Trump supporters should understand that we’re repulsed by the Bible-humping hypocrites who flock to support their degenerate president, and that we’re revolted by the arrogant, preening, phony morality of anti-gay creeps like Mike Pence.

We should point out that the huckster-in-chief invited a gaggle of plutocrats to loot the U.S. Treasury while he and his pack of grifting-hyena relatives convert the presidency into a personal branding engine and profit center.
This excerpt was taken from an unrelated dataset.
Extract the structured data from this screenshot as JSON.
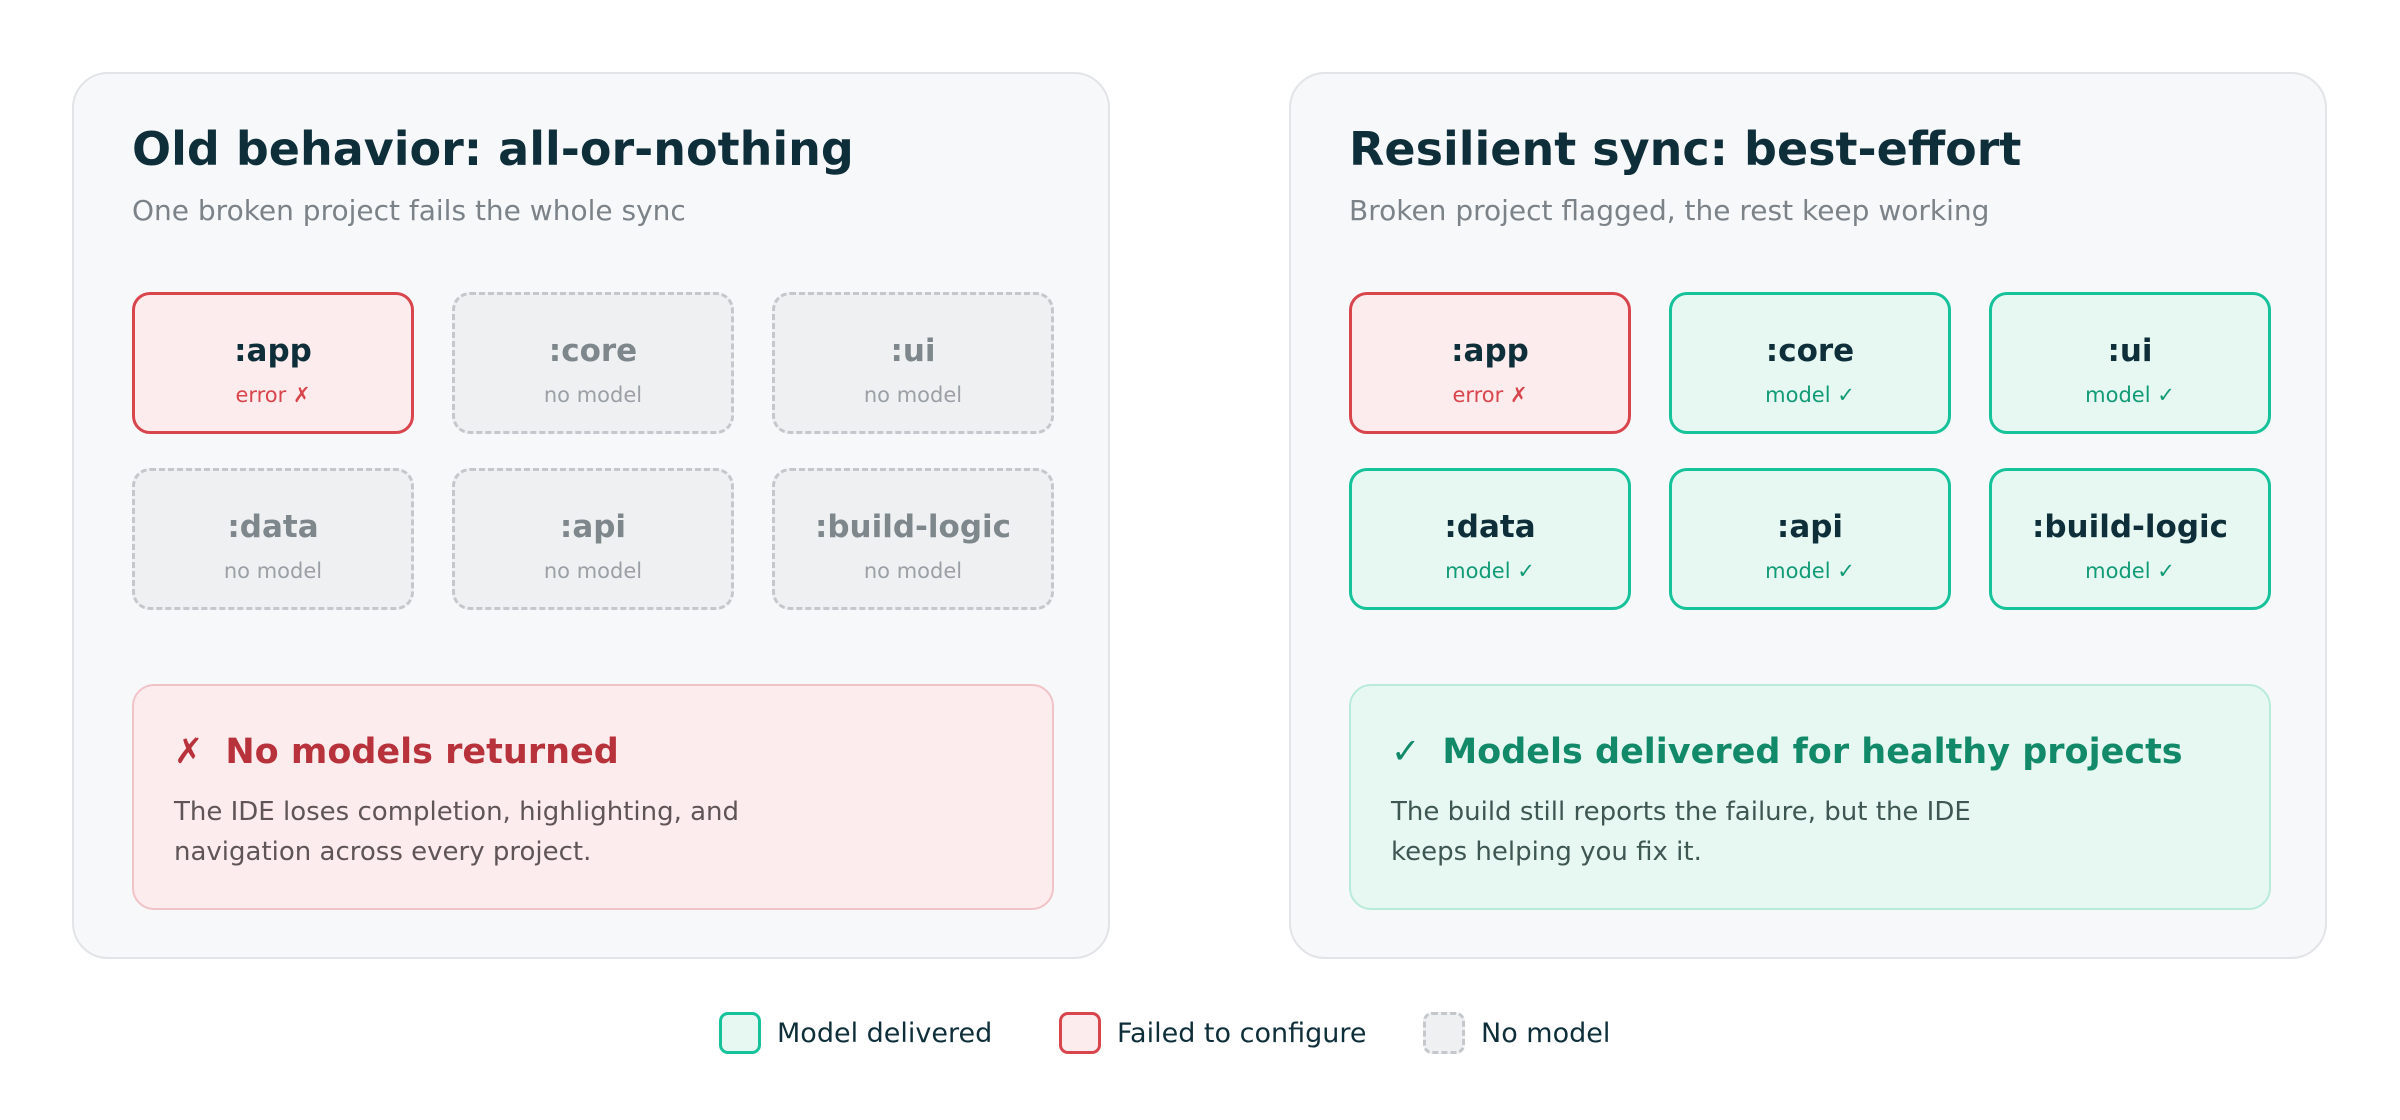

That “drain the swamp” thing was 100% bullshit, and if they’re still lapping it up, Trump supporters are a con man’s willing dupes.

And Trump supporters should know we’re repelled by people who wrap themselves in the flag and invoke “the troops” as an excuse to cram their jingoism down our throats while at the same time expressing enthusiasm about a foreign autocrat undermining our democracy or turning a blind eye to it.

I could go on, but the point is, this shit is not normal, and if we’re ever going to get within hailing distance of normal again, we must not only call out Trump and his official minions, we must confront the people who put him where he is. Even if they are our dads, aunties, cousins, etc.

The techniques to confront MAGAts vary. I favor sarcasm. Valued commenter Mnemosyne has described a gambit that I’ve found particularly effective in exposing the stupidity at the core of Trumpian conspiracy theories: Feign ignorance when wingnuts repeat some chain-email lie, politely ask them to elaborate and ask pointed questions until the full lunacy of the premise is exposed, sometimes even to the speaker, who eventually trails off in embarrassment or changes the subject.

Anyhoo, arm yourselves with the rhetorical weapons that suit you best, including sweet reason and loving kindness, if that’s your thing. As I mentioned yesterday, I’m off the hook on Thanksgiving Day since no Trump-supporting relatives will be in attendance. But I will be seeing them over the coming weeks, and I will give no quarter. They don’t deserve it, and these days, silence equals complicity with a white supremacy agenda. Fuck that!